Commercial Software is shipped usually into “bundles”, including everything. Can “bundles” also used in Open Source projects and solve the dependencies and update managers incompatibilities issues? Can this be a way for Online Unified (all distros) Software Centers?
I think the concept of a Software Center is a bit of a misnomer. It’s pretty hard to create a static blob that you can run on Ubuntu and Fedora, without including copies of every dependent library. Even if you did that, it wouldn’t integrate into the system very well, for instance, not integrating into gnome-shell or the Ubuntu HUD. I’m not sure we’ve got a good solution here yet. I think we can create a good UI to the huge number of packaged applications we have available to us
already, and that gives us a huge head-start.
USC is considered a “Killer App”. Do you think that USC played a significant role in the success of Ubuntu, or it was just one more “pros”?
The one thing Ubuntu has done right, is define the platform in a more coherent way than the other distros. The sad fact that you have to sign a CLA to contribute to USC is a major reason why it’s not being used on more distributions.
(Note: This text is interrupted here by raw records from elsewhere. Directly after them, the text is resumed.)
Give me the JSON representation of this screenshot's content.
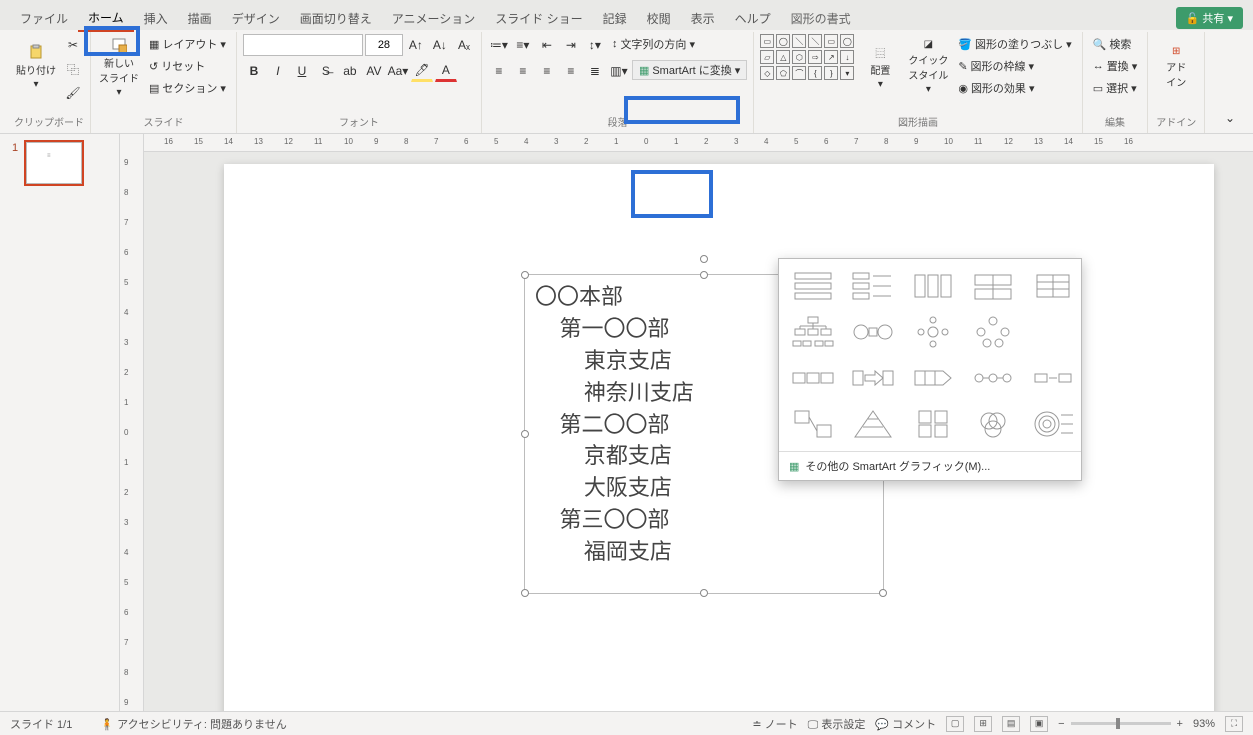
{
  "tabs": {
    "file": "ファイル",
    "home": "ホーム",
    "insert": "挿入",
    "draw": "描画",
    "design": "デザイン",
    "transitions": "画面切り替え",
    "animations": "アニメーション",
    "slideshow": "スライド ショー",
    "record": "記録",
    "review": "校閲",
    "view": "表示",
    "help": "ヘルプ",
    "shapeformat": "図形の書式"
  },
  "share": "共有",
  "ribbon": {
    "clipboard": {
      "paste": "貼り付け",
      "label": "クリップボード"
    },
    "slides": {
      "new": "新しい\nスライド",
      "layout": "レイアウト",
      "reset": "リセット",
      "section": "セクション",
      "label": "スライド"
    },
    "font": {
      "size": "28",
      "label": "フォント"
    },
    "paragraph": {
      "textdir": "文字列の方向",
      "label": "段落",
      "smartart": "SmartArt に変換"
    },
    "drawing": {
      "arrange": "配置",
      "quick": "クイック\nスタイル",
      "fill": "図形の塗りつぶし",
      "outline": "図形の枠線",
      "effects": "図形の効果",
      "label": "図形描画"
    },
    "editing": {
      "find": "検索",
      "replace": "置換",
      "select": "選択",
      "label": "編集"
    },
    "addin": {
      "btn": "アド\nイン",
      "label": "アドイン"
    }
  },
  "smartart_more": "その他の SmartArt グラフィック(M)...",
  "slide_text": {
    "l1": "〇〇本部",
    "l2": "    第一〇〇部",
    "l3": "        東京支店",
    "l4": "        神奈川支店",
    "l5": "    第二〇〇部",
    "l6": "        京都支店",
    "l7": "        大阪支店",
    "l8": "    第三〇〇部",
    "l9": "        福岡支店"
  },
  "thumb_num": "1",
  "ruler_h": [
    "16",
    "15",
    "14",
    "13",
    "12",
    "11",
    "10",
    "9",
    "8",
    "7",
    "6",
    "5",
    "4",
    "3",
    "2",
    "1",
    "0",
    "1",
    "2",
    "3",
    "4",
    "5",
    "6",
    "7",
    "8",
    "9",
    "10",
    "11",
    "12",
    "13",
    "14",
    "15",
    "16"
  ],
  "ruler_v": [
    "9",
    "8",
    "7",
    "6",
    "5",
    "4",
    "3",
    "2",
    "1",
    "0",
    "1",
    "2",
    "3",
    "4",
    "5",
    "6",
    "7",
    "8",
    "9"
  ],
  "status": {
    "slide": "スライド 1/1",
    "lang": "",
    "access": "アクセシビリティ: 問題ありません",
    "notes": "ノート",
    "display": "表示設定",
    "comment": "コメント",
    "zoom": "93%"
  }
}
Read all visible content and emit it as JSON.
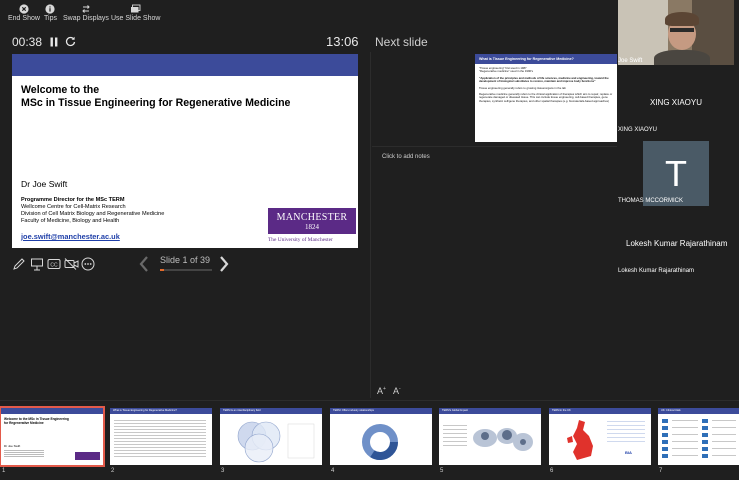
{
  "toolbar": {
    "end_show": "End Show",
    "tips": "Tips",
    "swap_displays": "Swap Displays",
    "use_slide_show": "Use Slide Show"
  },
  "presenter": {
    "elapsed": "00:38",
    "clock": "13:06",
    "next_slide_label": "Next slide",
    "notes_placeholder": "Click to add notes",
    "slide_counter": "Slide 1 of 39"
  },
  "current_slide": {
    "title_line1": "Welcome to the",
    "title_line2": "MSc in Tissue Engineering for Regenerative Medicine",
    "author": "Dr Joe Swift",
    "role_bold": "Programme Director for the MSc TERM",
    "role_line2": "Wellcome Centre for Cell-Matrix Research",
    "role_line3": "Division of Cell Matrix Biology and Regenerative Medicine",
    "role_line4": "Faculty of Medicine, Biology and Health",
    "email": "joe.swift@manchester.ac.uk",
    "logo_line1": "MANCHESTER",
    "logo_line2": "1824",
    "university": "The University of Manchester"
  },
  "next_slide": {
    "title": "What is Tissue Engineering for Regenerative Medicine?",
    "p1": "\"Tissue engineering\" first used in 1987",
    "p2": "\"Regenerative medicine\" used in the 1990's",
    "p3": "\"Application of the principles and methods of life sciences, medicine and engineering, toward the development of biological substitutes to restore, maintain and improve body functions\"",
    "p4": "Tissue engineering generally refers to growing tissue/organs in the lab",
    "p5": "Regenerative medicine generally refers to the clinical application of therapies which aim to repair, replace or regenerate damaged or diseased tissue. This can include tissue engineering, cell-based therapies, gene therapies, synthetic cell/gene therapies, and other spatial therapies (e.g. biomaterials-based approaches)"
  },
  "participants": {
    "p1": "Joe Swift",
    "p2_big": "XING XIAOYU",
    "p2": "XING XIAOYU",
    "p3_initial": "T",
    "p3": "THOMAS MCCORMICK",
    "p4_big": "Lokesh Kumar Rajarathinam",
    "p4": "Lokesh Kumar Rajarathinam"
  },
  "thumbnails": {
    "t1_title": "Welcome to the MSc in Tissue Engineering for Regenerative Medicine",
    "t1_author": "Dr Joe Swift",
    "t2_title": "What is Tissue Engineering for Regenerative Medicine?",
    "t3_title": "TERM is an interdisciplinary field",
    "t4_title": "TERM: Offers industry relationships",
    "t5_title": "TERM's Global Impact",
    "t6_title": "TERM in the UK",
    "t6_badge": "BIA",
    "t7_title": "UK: Clinical trials",
    "n1": "1",
    "n2": "2",
    "n3": "3",
    "n4": "4",
    "n5": "5",
    "n6": "6",
    "n7": "7"
  },
  "colors": {
    "background": "#1f1f1f",
    "slide_bar": "#3c4b9a",
    "manchester_purple": "#5b2a86",
    "selection": "#e35a4a"
  }
}
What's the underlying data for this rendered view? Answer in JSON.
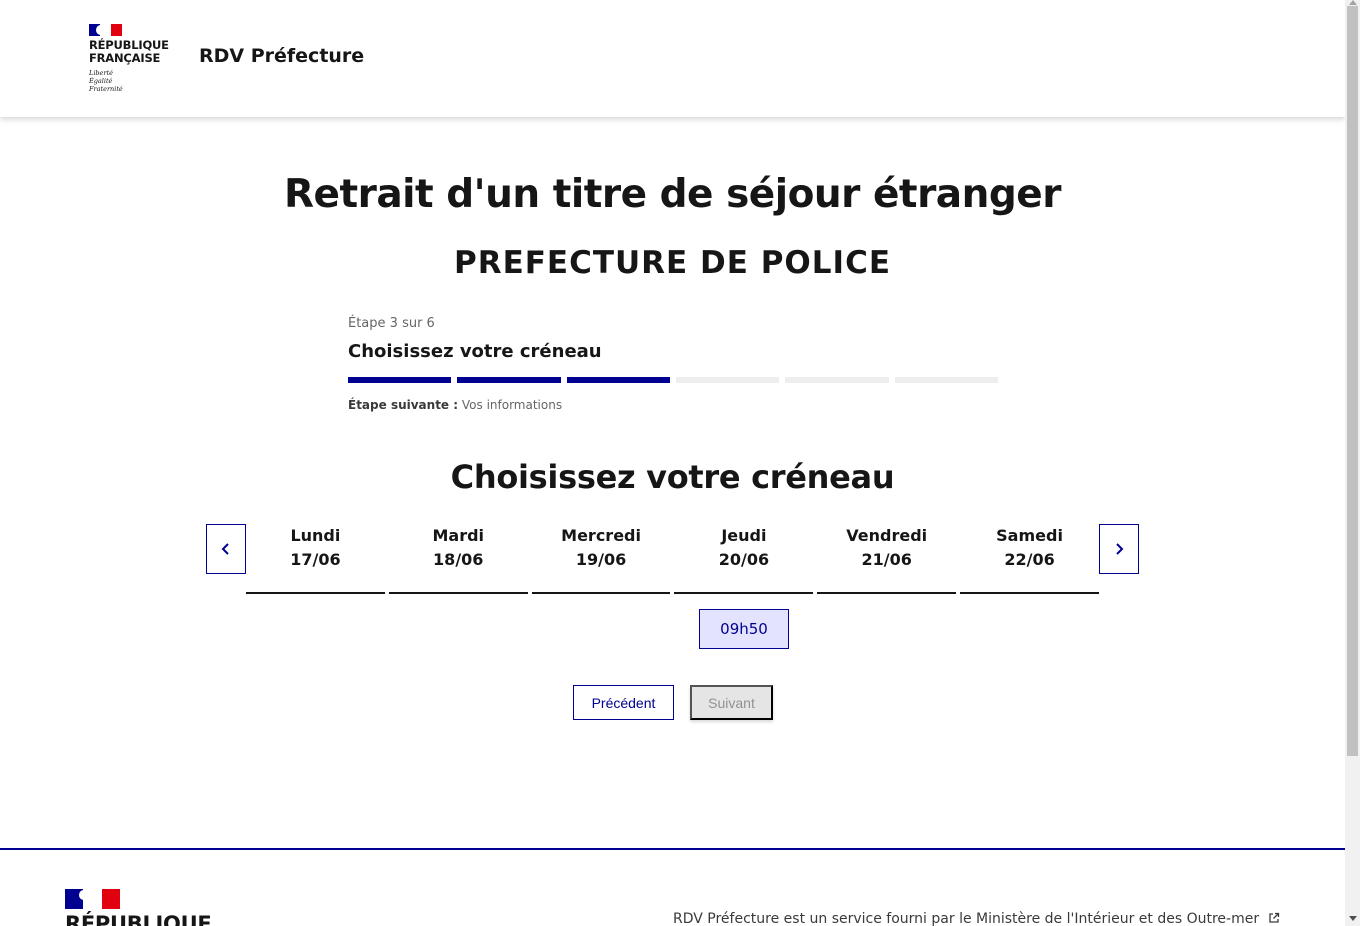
{
  "header": {
    "logo_line1": "RÉPUBLIQUE",
    "logo_line2": "FRANÇAISE",
    "devise_1": "Liberté",
    "devise_2": "Égalité",
    "devise_3": "Fraternité",
    "service_name": "RDV Préfecture"
  },
  "main": {
    "title": "Retrait d'un titre de séjour étranger",
    "subtitle": "PREFECTURE DE POLICE",
    "stepper": {
      "state": "Étape 3 sur 6",
      "title": "Choisissez votre créneau",
      "current_step": 3,
      "total_steps": 6,
      "next_label": "Étape suivante :",
      "next_value": "Vos informations"
    },
    "section_title": "Choisissez votre créneau",
    "days": [
      {
        "name": "Lundi",
        "date": "17/06"
      },
      {
        "name": "Mardi",
        "date": "18/06"
      },
      {
        "name": "Mercredi",
        "date": "19/06"
      },
      {
        "name": "Jeudi",
        "date": "20/06"
      },
      {
        "name": "Vendredi",
        "date": "21/06"
      },
      {
        "name": "Samedi",
        "date": "22/06"
      }
    ],
    "slot": {
      "day": "Jeudi 20/06",
      "time": "09h50"
    },
    "buttons": {
      "previous": "Précédent",
      "next": "Suivant"
    }
  },
  "footer": {
    "logo_line1": "RÉPUBLIQUE",
    "description": "RDV Préfecture est un service fourni par le Ministère de l'Intérieur et des Outre-mer"
  },
  "icons": {
    "prev_week": "chevron-left-icon",
    "next_week": "chevron-right-icon",
    "external_link": "external-link-icon"
  },
  "colors": {
    "primary": "#000091",
    "accent_red": "#e1000f",
    "slot_bg": "#e3e3fd",
    "step_inactive": "#eeeeee",
    "disabled_bg": "#e5e5e5"
  }
}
Even if the code was forked, a lot of the code seems very tied into the Ubuntu ecosystem, and I can understand why they want to do that. It’s just a shame.
GNOME Software and PackageKit. Something that all GNOME users want to see.
Well, I’ve been working on gnome-software for a few weeks. We needed to do a lot of work to PackageKit for a proper user experience, for instance being able to search while updates are downloading. Fingers crossed more of the backends will be ported to the new parallel transaction model, as at the moment it’s only apt and zif that work in this way.
Commercial (either open or proprietary) Software in GNOME Software. Can be done?
I’m not planning to work on this kind of thing, although I don’t mind if someone else contributes the code. It’s not hugely interesting to me to be honest.
Don’t forget to check on Richard’s “My wife dresses to kill. She also cooks the same way.” blog :)